Elections in Indonesia 2014: National Legislative Elections Frequently Asked Questions, IFES (2014)
Vikram Mehru and Nadia Bulkin, How Indonesia’s 2014 Elections will Work, Carnegie Endowment for International Peace, October 24, 2013, http://carnegieendowment.org/2013/10/24/how-indonesia-s-2014-elections-will-work/gr87.
PDF : Law Number 8. on General Election of the Members of the House of Representative, People’s Representative Council and Regional House of Representatives (2012)
PDF : Law on Political Parties- the Amendment to Law No 2 of 2008 on Political Parties
PDF : Law no. 8/2012 on General Election of the Members of House of Representatives, People’s Representatives Council and Regional House of Representatives
PDF : Collection of Election Laws (National Election Commission: 1999)
PDF : Decree of National Election Commission 2004 on Procedure for Recapitulation of Votes
PDF : Decree of National Election Commission 2004 on Voting and Vote Counting at Polling Stations
PDF : Decree of the National Election Commission 2004 on Overseas Ballot Casting and Ballot Counting
PDF : The Decree no. 31 of 2004 Concerning Technical Guidance for the Evaluation of the Mental and Physical Competence of Pairs of Candidates for President and Vice-President for the General Election of the President and Vice-President of 2004

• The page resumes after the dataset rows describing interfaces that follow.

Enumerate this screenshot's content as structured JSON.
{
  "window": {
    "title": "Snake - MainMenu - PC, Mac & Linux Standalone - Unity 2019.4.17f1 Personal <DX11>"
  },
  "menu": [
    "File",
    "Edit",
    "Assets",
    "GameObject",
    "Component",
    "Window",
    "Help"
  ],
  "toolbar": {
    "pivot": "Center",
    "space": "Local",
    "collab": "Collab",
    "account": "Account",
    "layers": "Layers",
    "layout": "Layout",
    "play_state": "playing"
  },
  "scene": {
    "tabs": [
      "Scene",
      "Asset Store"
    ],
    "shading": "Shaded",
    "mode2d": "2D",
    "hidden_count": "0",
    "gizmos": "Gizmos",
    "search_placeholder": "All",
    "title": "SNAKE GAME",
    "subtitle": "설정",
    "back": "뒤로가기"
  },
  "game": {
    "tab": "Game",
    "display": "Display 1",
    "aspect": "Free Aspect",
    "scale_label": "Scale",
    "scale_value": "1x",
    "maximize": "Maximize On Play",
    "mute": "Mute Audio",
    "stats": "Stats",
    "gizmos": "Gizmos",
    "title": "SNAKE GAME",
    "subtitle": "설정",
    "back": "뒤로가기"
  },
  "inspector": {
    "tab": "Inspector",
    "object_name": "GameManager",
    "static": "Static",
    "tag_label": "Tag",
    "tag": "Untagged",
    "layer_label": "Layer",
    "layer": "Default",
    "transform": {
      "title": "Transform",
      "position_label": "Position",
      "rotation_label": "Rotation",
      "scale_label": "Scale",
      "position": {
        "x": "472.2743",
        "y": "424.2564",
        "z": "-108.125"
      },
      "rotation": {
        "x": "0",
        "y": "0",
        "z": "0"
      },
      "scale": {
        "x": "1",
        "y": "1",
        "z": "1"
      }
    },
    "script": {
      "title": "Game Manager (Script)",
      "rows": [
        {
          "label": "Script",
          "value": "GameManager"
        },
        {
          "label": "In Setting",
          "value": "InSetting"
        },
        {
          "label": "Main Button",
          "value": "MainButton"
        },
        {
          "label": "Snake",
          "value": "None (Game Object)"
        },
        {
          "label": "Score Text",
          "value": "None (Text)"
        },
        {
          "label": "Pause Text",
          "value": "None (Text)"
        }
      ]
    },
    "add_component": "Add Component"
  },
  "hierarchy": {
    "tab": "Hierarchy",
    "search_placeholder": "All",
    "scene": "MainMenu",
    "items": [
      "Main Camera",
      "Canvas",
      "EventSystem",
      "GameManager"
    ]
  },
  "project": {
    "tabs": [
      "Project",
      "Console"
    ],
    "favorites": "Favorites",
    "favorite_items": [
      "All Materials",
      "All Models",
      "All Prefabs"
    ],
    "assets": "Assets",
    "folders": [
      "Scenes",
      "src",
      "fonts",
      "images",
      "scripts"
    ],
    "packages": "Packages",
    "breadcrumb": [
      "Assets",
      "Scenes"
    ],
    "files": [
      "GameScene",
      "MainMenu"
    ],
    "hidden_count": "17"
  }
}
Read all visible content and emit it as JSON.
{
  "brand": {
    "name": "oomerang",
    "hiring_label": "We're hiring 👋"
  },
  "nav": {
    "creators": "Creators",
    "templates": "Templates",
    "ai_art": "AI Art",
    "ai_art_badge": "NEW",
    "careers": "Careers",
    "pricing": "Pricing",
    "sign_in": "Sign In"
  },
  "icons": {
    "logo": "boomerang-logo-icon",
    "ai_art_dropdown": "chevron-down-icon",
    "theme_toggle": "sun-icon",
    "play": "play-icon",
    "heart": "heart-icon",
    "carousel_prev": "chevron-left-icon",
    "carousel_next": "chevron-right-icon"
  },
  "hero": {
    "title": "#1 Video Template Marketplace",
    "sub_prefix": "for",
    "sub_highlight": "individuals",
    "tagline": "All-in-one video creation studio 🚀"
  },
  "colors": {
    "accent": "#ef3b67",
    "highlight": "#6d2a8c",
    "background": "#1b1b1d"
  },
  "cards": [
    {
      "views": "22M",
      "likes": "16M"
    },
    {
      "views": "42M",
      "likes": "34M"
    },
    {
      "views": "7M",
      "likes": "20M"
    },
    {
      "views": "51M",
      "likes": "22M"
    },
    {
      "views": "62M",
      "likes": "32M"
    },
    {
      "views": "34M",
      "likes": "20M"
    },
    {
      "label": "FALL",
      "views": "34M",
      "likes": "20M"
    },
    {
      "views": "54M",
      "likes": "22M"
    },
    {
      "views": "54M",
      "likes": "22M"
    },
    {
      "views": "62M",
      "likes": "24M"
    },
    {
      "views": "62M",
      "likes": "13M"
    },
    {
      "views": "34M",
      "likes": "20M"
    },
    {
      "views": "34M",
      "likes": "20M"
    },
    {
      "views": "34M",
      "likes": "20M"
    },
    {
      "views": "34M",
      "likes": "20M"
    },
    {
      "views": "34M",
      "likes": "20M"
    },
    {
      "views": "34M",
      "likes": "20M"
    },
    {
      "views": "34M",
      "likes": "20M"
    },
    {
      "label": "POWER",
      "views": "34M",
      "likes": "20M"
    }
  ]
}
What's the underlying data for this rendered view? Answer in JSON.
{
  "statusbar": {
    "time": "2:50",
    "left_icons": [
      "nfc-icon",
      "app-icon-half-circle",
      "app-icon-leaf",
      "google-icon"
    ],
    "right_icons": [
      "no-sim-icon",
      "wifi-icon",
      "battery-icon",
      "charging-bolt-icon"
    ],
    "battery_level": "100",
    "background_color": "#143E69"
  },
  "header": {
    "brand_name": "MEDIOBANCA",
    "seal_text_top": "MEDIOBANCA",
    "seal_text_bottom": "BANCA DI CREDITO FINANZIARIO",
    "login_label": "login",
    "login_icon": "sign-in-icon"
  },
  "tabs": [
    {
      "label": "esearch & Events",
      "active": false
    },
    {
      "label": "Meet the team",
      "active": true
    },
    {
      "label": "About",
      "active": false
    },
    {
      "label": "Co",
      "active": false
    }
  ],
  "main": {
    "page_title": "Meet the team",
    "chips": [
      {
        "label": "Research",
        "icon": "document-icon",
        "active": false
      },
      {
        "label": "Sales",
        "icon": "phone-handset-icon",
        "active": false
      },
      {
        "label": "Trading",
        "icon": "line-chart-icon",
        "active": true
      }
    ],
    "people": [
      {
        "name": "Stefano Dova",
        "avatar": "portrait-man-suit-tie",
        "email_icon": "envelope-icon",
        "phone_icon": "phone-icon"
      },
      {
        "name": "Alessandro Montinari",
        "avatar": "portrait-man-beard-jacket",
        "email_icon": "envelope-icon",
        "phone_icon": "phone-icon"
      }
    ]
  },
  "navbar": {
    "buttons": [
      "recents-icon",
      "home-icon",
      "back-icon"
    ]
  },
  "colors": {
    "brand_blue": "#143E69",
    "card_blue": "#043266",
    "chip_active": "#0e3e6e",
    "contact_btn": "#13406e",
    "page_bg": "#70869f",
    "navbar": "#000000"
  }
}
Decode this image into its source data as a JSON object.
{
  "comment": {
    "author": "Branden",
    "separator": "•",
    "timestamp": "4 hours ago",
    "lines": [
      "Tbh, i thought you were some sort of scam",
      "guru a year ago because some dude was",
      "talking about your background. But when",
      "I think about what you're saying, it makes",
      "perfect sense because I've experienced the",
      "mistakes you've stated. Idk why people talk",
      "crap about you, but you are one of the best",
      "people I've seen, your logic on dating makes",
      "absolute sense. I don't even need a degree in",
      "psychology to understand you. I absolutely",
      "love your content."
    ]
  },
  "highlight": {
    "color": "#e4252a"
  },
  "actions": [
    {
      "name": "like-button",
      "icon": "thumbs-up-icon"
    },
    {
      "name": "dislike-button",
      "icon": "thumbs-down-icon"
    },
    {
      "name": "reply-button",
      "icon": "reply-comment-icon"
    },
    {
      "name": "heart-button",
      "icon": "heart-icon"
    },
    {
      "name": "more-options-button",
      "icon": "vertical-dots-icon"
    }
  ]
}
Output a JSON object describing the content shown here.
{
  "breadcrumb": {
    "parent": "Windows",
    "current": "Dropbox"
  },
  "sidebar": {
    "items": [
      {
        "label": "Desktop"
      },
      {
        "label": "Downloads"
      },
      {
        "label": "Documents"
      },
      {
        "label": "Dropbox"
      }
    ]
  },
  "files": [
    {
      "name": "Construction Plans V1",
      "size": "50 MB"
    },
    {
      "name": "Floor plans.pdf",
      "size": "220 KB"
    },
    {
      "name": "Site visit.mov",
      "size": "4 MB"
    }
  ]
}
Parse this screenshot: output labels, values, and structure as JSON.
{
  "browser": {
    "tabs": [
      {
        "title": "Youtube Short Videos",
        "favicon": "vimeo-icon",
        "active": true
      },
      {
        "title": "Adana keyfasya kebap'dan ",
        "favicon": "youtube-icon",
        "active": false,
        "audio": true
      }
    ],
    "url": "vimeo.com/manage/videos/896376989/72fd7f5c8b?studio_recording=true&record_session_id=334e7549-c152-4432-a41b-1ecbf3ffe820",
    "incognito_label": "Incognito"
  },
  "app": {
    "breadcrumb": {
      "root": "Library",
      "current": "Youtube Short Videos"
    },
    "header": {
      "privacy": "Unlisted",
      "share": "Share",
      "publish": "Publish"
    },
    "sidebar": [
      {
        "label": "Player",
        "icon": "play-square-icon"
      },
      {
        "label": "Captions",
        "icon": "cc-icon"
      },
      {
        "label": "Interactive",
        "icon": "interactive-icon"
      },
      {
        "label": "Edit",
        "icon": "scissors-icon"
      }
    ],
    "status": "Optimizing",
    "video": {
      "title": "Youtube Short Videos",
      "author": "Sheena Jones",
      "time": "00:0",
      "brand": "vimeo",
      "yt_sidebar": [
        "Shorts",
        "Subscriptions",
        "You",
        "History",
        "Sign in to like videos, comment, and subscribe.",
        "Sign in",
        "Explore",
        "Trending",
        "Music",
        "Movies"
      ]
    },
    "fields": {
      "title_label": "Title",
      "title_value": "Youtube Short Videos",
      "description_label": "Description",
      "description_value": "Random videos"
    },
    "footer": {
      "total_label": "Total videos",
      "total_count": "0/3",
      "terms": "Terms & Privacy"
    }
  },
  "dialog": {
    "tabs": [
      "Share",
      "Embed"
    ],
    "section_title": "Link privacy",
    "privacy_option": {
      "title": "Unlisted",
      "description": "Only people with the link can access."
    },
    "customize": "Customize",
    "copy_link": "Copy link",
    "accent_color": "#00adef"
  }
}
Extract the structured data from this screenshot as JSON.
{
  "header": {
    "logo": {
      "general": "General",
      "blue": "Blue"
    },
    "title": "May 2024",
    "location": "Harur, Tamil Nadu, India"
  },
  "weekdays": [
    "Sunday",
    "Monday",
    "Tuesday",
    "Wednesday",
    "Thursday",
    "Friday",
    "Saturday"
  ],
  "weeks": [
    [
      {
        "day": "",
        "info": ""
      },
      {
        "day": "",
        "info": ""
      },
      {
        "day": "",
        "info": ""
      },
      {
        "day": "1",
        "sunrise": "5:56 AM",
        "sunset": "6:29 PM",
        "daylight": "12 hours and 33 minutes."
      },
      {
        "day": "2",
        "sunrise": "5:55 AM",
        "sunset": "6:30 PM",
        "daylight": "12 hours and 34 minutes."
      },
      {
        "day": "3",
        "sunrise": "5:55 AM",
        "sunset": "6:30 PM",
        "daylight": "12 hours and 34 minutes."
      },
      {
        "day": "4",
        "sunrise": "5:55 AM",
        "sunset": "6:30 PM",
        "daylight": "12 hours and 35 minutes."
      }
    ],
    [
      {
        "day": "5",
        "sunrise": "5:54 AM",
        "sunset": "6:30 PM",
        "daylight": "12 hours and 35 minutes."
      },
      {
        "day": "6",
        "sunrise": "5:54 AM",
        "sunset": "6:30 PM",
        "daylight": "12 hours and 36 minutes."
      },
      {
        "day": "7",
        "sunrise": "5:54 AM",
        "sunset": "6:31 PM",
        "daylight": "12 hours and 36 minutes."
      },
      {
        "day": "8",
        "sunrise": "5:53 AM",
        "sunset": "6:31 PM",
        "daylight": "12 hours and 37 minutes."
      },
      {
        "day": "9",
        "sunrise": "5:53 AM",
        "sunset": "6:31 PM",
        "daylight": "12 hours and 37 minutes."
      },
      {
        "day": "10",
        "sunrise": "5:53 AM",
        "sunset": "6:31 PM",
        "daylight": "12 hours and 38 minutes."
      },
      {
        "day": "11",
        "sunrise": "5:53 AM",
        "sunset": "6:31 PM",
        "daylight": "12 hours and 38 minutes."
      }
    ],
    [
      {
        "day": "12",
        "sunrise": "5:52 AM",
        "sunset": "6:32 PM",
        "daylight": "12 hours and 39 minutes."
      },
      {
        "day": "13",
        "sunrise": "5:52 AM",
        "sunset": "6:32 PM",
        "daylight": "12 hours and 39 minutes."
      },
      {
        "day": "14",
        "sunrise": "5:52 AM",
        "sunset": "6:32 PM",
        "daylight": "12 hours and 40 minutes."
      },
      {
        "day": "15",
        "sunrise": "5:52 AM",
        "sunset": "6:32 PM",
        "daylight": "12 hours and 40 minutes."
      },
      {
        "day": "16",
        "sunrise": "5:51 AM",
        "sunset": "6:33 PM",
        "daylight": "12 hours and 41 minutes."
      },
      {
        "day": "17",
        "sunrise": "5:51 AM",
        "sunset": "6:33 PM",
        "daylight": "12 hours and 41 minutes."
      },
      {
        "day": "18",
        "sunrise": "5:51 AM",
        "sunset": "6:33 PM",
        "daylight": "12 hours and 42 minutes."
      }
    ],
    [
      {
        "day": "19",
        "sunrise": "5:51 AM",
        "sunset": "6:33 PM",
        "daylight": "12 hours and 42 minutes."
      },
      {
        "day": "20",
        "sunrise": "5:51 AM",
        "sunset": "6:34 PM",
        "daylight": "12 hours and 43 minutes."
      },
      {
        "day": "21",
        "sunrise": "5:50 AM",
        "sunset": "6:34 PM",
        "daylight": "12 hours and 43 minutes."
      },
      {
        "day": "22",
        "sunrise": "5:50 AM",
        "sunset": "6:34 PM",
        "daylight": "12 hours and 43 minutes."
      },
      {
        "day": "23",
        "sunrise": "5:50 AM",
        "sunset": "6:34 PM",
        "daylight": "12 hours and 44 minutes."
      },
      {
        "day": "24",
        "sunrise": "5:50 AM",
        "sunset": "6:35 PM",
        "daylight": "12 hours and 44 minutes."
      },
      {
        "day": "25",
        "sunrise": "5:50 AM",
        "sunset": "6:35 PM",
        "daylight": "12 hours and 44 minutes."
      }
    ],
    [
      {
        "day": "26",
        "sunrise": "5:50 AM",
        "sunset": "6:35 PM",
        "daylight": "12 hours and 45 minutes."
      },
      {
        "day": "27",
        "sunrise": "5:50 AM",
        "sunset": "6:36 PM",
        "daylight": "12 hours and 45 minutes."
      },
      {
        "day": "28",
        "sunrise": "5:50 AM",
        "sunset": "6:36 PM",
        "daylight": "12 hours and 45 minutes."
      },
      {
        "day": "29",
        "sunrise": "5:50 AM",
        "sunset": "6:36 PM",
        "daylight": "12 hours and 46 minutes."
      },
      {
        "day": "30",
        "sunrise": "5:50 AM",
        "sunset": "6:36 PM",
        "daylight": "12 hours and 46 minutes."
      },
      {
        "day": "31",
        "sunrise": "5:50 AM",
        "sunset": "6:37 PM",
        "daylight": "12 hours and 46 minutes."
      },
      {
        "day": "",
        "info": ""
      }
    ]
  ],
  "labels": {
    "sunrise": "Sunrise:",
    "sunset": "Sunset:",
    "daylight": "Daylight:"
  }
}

PDF : The Decree no. 2 of 2004 on the Procedure for Ballot Casting and Ballot Counting for Indonesian Citizens Overseas
PDF : Decree of the Election Supervisory Committee no. 13/ 2003 on Dispute Resolution MechanismDecree of the Election Supervisory Committee no. 13/ 2003 on Dispute Resolution Mechanism
PDF : Decree no. 38 of 2004 on Procedure for the Recapitulation of Voters Obtained at the General Election of the President and Vice-President by Village Election Committee, Sub-District Election Commission, Provincial Electotion Commission and the National Election Commission